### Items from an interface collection
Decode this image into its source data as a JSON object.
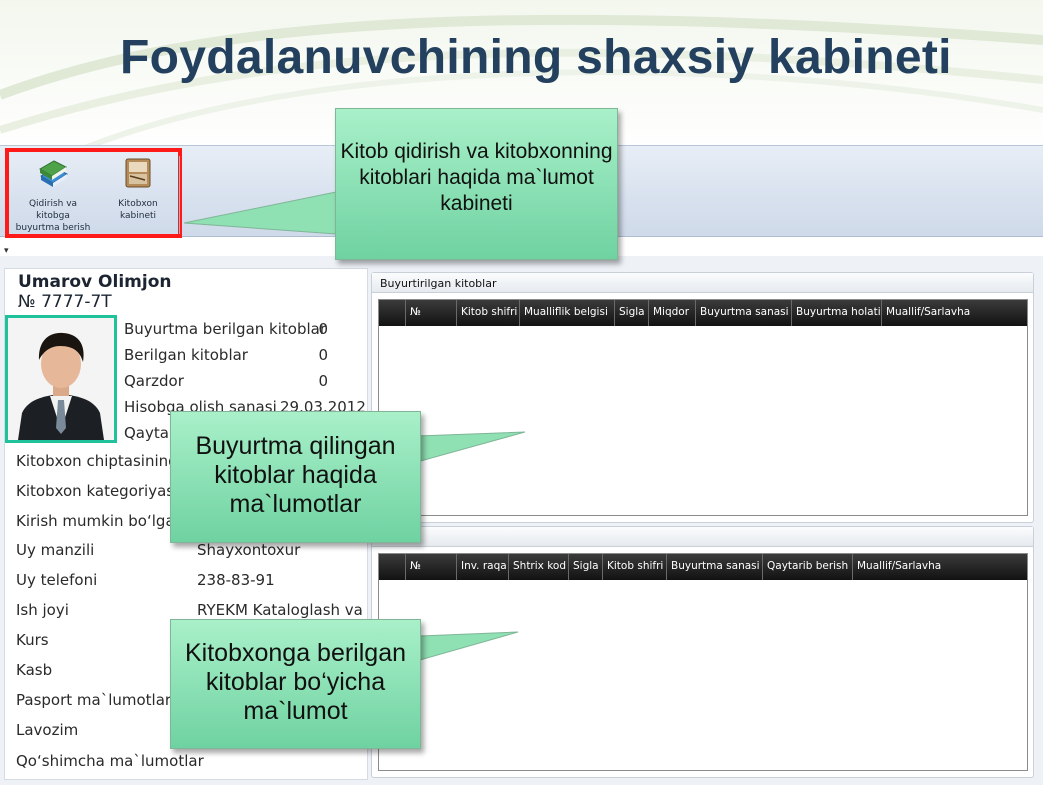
{
  "slide": {
    "title": "Foydalanuvchining shaxsiy kabineti"
  },
  "ribbon": {
    "buttons": [
      {
        "label": "Qidirish va kitobga buyurtma berish"
      },
      {
        "label": "Kitobxon kabineti"
      }
    ]
  },
  "user": {
    "name": "Umarov Olimjon",
    "id": "№ 7777-7T"
  },
  "stats": [
    {
      "label": "Buyurtma berilgan kitoblar",
      "value": "0"
    },
    {
      "label": "Berilgan kitoblar",
      "value": "0"
    },
    {
      "label": "Qarzdor",
      "value": "0"
    },
    {
      "label": "Hisobga olish sanasi",
      "value": "29.03.2012"
    },
    {
      "label": "Qayta ",
      "value": ""
    }
  ],
  "info": [
    {
      "label": "Kitobxon chiptasining",
      "value": ""
    },
    {
      "label": "Kitobxon kategoriyas",
      "value": ""
    },
    {
      "label": "Kirish mumkin bo‘lga",
      "value": ""
    },
    {
      "label": "Uy manzili",
      "value": "Shayxontoxur"
    },
    {
      "label": "Uy telefoni",
      "value": "238-83-91"
    },
    {
      "label": "Ish joyi",
      "value": "RYEKM Kataloglash va"
    },
    {
      "label": "Kurs",
      "value": ""
    },
    {
      "label": "Kasb",
      "value": ""
    },
    {
      "label": "Pasport ma`lumotlari",
      "value": ""
    },
    {
      "label": "Lavozim",
      "value": ""
    },
    {
      "label": "Qo‘shimcha ma`lumotlar",
      "value": ""
    }
  ],
  "ordered_panel": {
    "title": "Buyurtirilgan kitoblar",
    "columns": [
      "",
      "№",
      "Kitob shifri",
      "Mualliflik belgisi",
      "Sigla",
      "Miqdor",
      "Buyurtma sanasi",
      "Buyurtma holati",
      "Muallif/Sarlavha"
    ]
  },
  "issued_panel": {
    "title": "'lda",
    "columns": [
      "",
      "№",
      "Inv. raqa",
      "Shtrix kod",
      "Sigla",
      "Kitob shifri",
      "Buyurtma sanasi",
      "Qaytarib berish",
      "Muallif/Sarlavha"
    ]
  },
  "callouts": {
    "ribbon_note": "Kitob qidirish va kitobxonning kitoblari haqida ma`lumot kabineti",
    "ordered_note": "Buyurtma qilingan kitoblar haqida ma`lumotlar",
    "issued_note": "Kitobxonga berilgan kitoblar bo‘yicha ma`lumot"
  },
  "colors": {
    "title": "#23405e",
    "highlight_border": "#ff1a1a",
    "photo_border": "#1fc29a",
    "callout": "#8fe3b6",
    "grid_header": "#1e1e1e"
  },
  "icons": {
    "search_order": "books-icon",
    "cabinet": "reader-cabinet-icon"
  }
}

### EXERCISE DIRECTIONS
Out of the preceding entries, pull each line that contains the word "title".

### TASK SOLUTION
    "title": "Foydalanuvchining shaxsiy kabineti"
    "title": "Buyurtirilgan kitoblar",
    "title": "'lda",
    "title": "#23405e",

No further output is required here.